■ **YOUR INSTRUCTIONS**: Output the full listing below exactly; the images stay out.

■ **SUPPLIED INFORMATION**:
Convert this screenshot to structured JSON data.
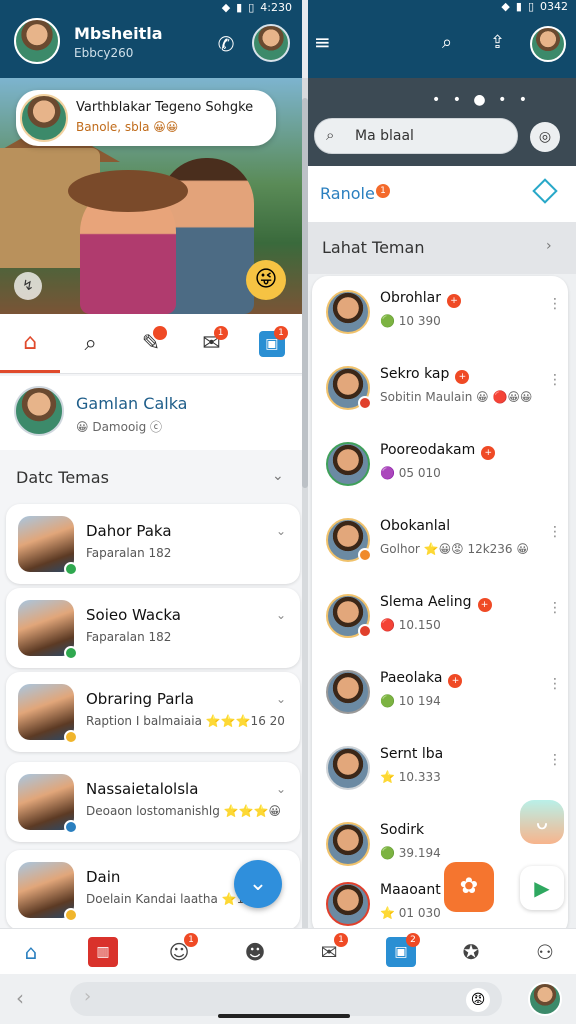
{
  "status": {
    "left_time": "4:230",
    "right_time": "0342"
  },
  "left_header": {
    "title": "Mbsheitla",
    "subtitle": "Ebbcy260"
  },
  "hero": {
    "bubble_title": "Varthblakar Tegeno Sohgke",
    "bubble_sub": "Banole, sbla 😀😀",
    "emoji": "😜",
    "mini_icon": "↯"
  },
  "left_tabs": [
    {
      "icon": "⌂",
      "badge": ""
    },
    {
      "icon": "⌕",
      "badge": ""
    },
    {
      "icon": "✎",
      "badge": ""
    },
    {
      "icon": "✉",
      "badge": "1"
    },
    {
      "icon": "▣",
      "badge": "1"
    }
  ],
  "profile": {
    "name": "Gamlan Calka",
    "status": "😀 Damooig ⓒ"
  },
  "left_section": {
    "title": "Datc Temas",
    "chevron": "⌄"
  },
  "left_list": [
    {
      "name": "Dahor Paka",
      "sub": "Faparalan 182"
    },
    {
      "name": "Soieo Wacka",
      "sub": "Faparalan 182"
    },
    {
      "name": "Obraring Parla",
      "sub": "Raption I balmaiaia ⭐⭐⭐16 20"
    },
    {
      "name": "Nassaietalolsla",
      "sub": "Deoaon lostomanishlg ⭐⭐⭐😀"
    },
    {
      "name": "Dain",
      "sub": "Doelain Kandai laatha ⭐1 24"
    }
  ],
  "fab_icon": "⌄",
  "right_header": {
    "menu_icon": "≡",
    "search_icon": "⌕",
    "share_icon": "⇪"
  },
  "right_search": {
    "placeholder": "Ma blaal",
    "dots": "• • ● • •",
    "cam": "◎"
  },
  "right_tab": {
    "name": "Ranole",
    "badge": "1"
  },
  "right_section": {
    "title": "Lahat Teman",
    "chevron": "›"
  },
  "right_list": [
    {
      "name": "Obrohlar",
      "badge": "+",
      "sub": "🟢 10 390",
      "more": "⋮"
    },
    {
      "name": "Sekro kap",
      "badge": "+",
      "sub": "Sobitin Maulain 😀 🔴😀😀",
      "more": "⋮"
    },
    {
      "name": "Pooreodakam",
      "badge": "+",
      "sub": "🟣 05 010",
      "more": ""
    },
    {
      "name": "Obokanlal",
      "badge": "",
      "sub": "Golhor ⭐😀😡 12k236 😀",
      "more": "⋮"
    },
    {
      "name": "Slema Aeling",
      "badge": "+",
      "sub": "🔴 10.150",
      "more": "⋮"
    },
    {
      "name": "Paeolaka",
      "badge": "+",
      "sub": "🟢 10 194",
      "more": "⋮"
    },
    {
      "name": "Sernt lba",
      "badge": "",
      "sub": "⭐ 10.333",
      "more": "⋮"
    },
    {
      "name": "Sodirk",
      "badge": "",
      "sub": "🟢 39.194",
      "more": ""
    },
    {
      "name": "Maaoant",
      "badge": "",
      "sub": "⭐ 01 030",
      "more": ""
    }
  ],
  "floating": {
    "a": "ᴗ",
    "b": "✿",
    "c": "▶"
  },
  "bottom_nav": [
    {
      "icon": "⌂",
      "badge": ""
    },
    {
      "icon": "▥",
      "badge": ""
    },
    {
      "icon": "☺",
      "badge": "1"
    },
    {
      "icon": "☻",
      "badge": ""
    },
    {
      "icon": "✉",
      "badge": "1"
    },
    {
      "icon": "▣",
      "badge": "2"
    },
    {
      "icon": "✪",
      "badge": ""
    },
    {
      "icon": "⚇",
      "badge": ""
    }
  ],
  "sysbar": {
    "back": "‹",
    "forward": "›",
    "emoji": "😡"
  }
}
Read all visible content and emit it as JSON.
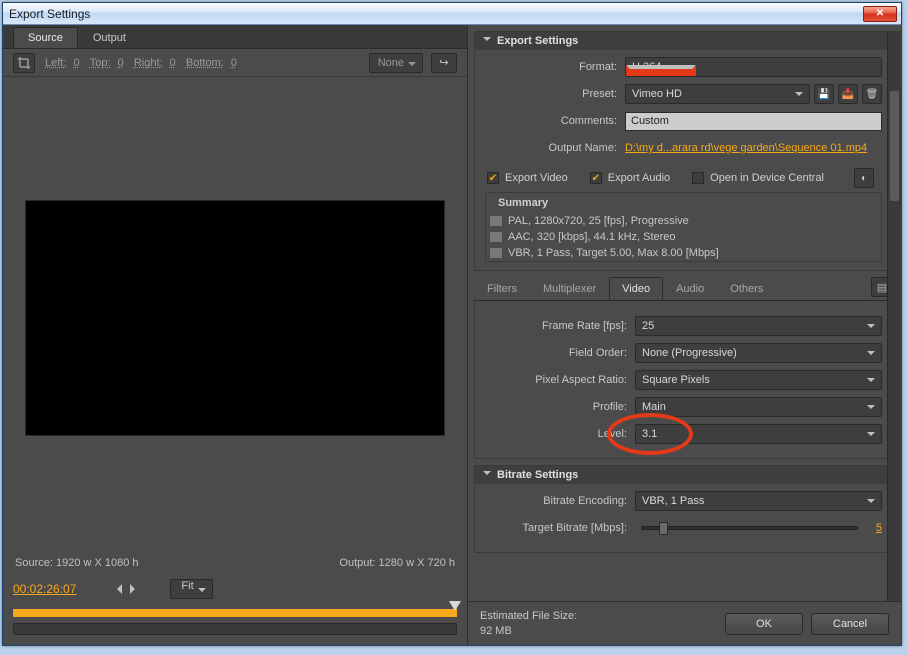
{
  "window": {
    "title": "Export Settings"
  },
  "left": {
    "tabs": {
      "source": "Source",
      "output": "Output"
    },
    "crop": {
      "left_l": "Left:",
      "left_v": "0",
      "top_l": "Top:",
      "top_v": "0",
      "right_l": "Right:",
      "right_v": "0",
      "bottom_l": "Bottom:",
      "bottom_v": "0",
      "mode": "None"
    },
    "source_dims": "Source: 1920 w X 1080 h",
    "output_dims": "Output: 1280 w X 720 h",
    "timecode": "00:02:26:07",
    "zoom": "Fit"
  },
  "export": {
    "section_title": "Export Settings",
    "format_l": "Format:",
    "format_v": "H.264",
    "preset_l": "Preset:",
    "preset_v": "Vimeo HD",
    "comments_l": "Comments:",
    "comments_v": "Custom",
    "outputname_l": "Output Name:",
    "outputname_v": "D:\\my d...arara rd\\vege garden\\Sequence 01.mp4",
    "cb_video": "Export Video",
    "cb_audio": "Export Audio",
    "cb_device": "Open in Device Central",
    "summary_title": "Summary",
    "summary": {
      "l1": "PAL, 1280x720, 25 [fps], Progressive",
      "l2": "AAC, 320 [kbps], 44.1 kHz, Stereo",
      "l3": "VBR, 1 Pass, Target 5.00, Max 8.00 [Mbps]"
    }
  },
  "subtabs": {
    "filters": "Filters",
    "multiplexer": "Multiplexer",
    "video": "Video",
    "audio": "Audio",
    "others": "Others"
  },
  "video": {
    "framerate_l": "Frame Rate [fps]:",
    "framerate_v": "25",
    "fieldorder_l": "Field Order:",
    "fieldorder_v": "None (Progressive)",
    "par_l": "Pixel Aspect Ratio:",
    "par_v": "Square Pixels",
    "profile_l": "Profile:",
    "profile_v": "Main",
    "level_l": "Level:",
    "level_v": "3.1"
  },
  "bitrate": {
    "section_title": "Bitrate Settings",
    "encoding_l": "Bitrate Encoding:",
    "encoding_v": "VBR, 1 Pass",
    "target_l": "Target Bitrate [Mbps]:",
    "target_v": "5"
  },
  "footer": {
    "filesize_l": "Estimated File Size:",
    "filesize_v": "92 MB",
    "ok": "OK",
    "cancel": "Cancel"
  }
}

■ **RESULT FOR THIS EXERCISE**:
Convert this screenshot to structured JSON data.
{
  "status": {
    "left_time": "4:230",
    "right_time": "0342"
  },
  "left_header": {
    "title": "Mbsheitla",
    "subtitle": "Ebbcy260"
  },
  "hero": {
    "bubble_title": "Varthblakar Tegeno Sohgke",
    "bubble_sub": "Banole, sbla 😀😀",
    "emoji": "😜",
    "mini_icon": "↯"
  },
  "left_tabs": [
    {
      "icon": "⌂",
      "badge": ""
    },
    {
      "icon": "⌕",
      "badge": ""
    },
    {
      "icon": "✎",
      "badge": ""
    },
    {
      "icon": "✉",
      "badge": "1"
    },
    {
      "icon": "▣",
      "badge": "1"
    }
  ],
  "profile": {
    "name": "Gamlan Calka",
    "status": "😀 Damooig ⓒ"
  },
  "left_section": {
    "title": "Datc Temas",
    "chevron": "⌄"
  },
  "left_list": [
    {
      "name": "Dahor Paka",
      "sub": "Faparalan 182"
    },
    {
      "name": "Soieo Wacka",
      "sub": "Faparalan 182"
    },
    {
      "name": "Obraring Parla",
      "sub": "Raption I balmaiaia ⭐⭐⭐16 20"
    },
    {
      "name": "Nassaietalolsla",
      "sub": "Deoaon lostomanishlg ⭐⭐⭐😀"
    },
    {
      "name": "Dain",
      "sub": "Doelain Kandai laatha ⭐1 24"
    }
  ],
  "fab_icon": "⌄",
  "right_header": {
    "menu_icon": "≡",
    "search_icon": "⌕",
    "share_icon": "⇪"
  },
  "right_search": {
    "placeholder": "Ma blaal",
    "dots": "• • ● • •",
    "cam": "◎"
  },
  "right_tab": {
    "name": "Ranole",
    "badge": "1"
  },
  "right_section": {
    "title": "Lahat Teman",
    "chevron": "›"
  },
  "right_list": [
    {
      "name": "Obrohlar",
      "badge": "+",
      "sub": "🟢 10 390",
      "more": "⋮"
    },
    {
      "name": "Sekro kap",
      "badge": "+",
      "sub": "Sobitin Maulain 😀 🔴😀😀",
      "more": "⋮"
    },
    {
      "name": "Pooreodakam",
      "badge": "+",
      "sub": "🟣 05 010",
      "more": ""
    },
    {
      "name": "Obokanlal",
      "badge": "",
      "sub": "Golhor ⭐😀😡 12k236 😀",
      "more": "⋮"
    },
    {
      "name": "Slema Aeling",
      "badge": "+",
      "sub": "🔴 10.150",
      "more": "⋮"
    },
    {
      "name": "Paeolaka",
      "badge": "+",
      "sub": "🟢 10 194",
      "more": "⋮"
    },
    {
      "name": "Sernt lba",
      "badge": "",
      "sub": "⭐ 10.333",
      "more": "⋮"
    },
    {
      "name": "Sodirk",
      "badge": "",
      "sub": "🟢 39.194",
      "more": ""
    },
    {
      "name": "Maaoant",
      "badge": "",
      "sub": "⭐ 01 030",
      "more": ""
    }
  ],
  "floating": {
    "a": "ᴗ",
    "b": "✿",
    "c": "▶"
  },
  "bottom_nav": [
    {
      "icon": "⌂",
      "badge": ""
    },
    {
      "icon": "▥",
      "badge": ""
    },
    {
      "icon": "☺",
      "badge": "1"
    },
    {
      "icon": "☻",
      "badge": ""
    },
    {
      "icon": "✉",
      "badge": "1"
    },
    {
      "icon": "▣",
      "badge": "2"
    },
    {
      "icon": "✪",
      "badge": ""
    },
    {
      "icon": "⚇",
      "badge": ""
    }
  ],
  "sysbar": {
    "back": "‹",
    "forward": "›",
    "emoji": "😡"
  }
}
Read all visible content and emit it as JSON.
{
  "window": {
    "title": "Export Settings"
  },
  "left": {
    "tabs": {
      "source": "Source",
      "output": "Output"
    },
    "crop": {
      "left_l": "Left:",
      "left_v": "0",
      "top_l": "Top:",
      "top_v": "0",
      "right_l": "Right:",
      "right_v": "0",
      "bottom_l": "Bottom:",
      "bottom_v": "0",
      "mode": "None"
    },
    "source_dims": "Source: 1920 w X 1080 h",
    "output_dims": "Output: 1280 w X 720 h",
    "timecode": "00:02:26:07",
    "zoom": "Fit"
  },
  "export": {
    "section_title": "Export Settings",
    "format_l": "Format:",
    "format_v": "H.264",
    "preset_l": "Preset:",
    "preset_v": "Vimeo HD",
    "comments_l": "Comments:",
    "comments_v": "Custom",
    "outputname_l": "Output Name:",
    "outputname_v": "D:\\my d...arara rd\\vege garden\\Sequence 01.mp4",
    "cb_video": "Export Video",
    "cb_audio": "Export Audio",
    "cb_device": "Open in Device Central",
    "summary_title": "Summary",
    "summary": {
      "l1": "PAL, 1280x720, 25 [fps], Progressive",
      "l2": "AAC, 320 [kbps], 44.1 kHz, Stereo",
      "l3": "VBR, 1 Pass, Target 5.00, Max 8.00 [Mbps]"
    }
  },
  "subtabs": {
    "filters": "Filters",
    "multiplexer": "Multiplexer",
    "video": "Video",
    "audio": "Audio",
    "others": "Others"
  },
  "video": {
    "framerate_l": "Frame Rate [fps]:",
    "framerate_v": "25",
    "fieldorder_l": "Field Order:",
    "fieldorder_v": "None (Progressive)",
    "par_l": "Pixel Aspect Ratio:",
    "par_v": "Square Pixels",
    "profile_l": "Profile:",
    "profile_v": "Main",
    "level_l": "Level:",
    "level_v": "3.1"
  },
  "bitrate": {
    "section_title": "Bitrate Settings",
    "encoding_l": "Bitrate Encoding:",
    "encoding_v": "VBR, 1 Pass",
    "target_l": "Target Bitrate [Mbps]:",
    "target_v": "5"
  },
  "footer": {
    "filesize_l": "Estimated File Size:",
    "filesize_v": "92 MB",
    "ok": "OK",
    "cancel": "Cancel"
  }
}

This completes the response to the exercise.